START DATA

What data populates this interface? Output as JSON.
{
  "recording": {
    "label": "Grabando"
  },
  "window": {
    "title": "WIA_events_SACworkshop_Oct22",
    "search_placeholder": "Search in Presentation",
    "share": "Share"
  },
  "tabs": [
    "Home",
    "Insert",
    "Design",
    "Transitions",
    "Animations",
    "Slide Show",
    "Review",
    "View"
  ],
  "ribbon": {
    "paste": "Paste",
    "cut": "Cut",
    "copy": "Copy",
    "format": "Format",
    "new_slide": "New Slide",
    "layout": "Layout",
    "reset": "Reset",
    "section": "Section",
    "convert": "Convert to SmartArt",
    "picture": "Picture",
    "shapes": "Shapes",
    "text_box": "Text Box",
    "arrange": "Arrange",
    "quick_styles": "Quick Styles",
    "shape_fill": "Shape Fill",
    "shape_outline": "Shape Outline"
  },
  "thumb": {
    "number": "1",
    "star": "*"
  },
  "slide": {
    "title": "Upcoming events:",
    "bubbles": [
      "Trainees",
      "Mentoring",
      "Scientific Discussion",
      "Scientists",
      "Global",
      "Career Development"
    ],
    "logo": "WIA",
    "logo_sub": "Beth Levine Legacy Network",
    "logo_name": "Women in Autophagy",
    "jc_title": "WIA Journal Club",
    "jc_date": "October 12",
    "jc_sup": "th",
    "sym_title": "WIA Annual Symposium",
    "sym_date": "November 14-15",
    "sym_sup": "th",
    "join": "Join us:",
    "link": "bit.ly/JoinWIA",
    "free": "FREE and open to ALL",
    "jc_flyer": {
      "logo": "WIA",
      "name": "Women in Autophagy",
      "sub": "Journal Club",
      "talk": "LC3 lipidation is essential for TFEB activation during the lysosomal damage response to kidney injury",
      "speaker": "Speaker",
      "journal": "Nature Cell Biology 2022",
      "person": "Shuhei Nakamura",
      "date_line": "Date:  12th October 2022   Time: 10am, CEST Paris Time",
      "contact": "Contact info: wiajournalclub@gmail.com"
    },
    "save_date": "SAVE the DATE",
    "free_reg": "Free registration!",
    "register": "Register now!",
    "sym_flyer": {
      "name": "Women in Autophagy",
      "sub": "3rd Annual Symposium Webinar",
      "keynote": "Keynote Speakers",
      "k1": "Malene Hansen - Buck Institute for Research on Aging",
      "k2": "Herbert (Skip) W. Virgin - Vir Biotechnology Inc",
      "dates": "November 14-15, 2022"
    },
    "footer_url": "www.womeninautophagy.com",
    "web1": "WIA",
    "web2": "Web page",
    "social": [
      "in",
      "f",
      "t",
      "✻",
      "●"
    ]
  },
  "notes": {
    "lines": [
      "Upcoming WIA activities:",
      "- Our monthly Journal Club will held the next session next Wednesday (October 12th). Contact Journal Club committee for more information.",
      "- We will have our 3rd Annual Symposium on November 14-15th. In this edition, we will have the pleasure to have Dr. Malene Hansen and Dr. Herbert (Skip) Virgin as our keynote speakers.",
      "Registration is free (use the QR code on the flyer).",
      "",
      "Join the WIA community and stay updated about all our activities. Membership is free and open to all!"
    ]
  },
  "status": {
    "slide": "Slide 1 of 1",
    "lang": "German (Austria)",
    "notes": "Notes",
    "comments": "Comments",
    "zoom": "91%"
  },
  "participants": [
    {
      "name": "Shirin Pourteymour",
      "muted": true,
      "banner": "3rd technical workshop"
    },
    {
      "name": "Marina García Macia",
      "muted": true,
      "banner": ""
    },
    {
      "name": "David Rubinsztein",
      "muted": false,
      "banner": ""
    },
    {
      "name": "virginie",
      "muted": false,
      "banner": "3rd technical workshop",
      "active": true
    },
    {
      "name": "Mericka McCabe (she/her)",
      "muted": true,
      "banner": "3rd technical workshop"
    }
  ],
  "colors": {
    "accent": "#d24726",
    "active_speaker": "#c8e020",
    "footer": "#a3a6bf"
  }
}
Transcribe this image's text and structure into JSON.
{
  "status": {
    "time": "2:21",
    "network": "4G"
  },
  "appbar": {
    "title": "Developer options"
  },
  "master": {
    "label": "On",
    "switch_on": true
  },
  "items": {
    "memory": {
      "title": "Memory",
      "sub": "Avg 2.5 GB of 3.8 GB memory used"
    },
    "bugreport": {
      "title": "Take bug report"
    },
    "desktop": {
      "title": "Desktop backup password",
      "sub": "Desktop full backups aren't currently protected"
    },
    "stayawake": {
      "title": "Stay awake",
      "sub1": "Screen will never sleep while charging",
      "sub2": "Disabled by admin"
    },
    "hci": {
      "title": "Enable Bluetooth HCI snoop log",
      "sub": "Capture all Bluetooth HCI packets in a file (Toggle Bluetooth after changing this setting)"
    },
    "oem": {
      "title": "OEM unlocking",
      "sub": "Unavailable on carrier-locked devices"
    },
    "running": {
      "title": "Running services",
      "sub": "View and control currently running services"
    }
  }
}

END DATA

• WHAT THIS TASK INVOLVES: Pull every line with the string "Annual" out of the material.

• RESPONSE TO THIS TASK:
    "sym_title": "WIA Annual Symposium",
      "sub": "3rd Annual Symposium Webinar",
      "- We will have our 3rd Annual Symposium on November 14-15th. In this edition, we will have the pleasure to have Dr. Malene Hansen and Dr. Herbert (Skip) Virgin as our keynote speakers.",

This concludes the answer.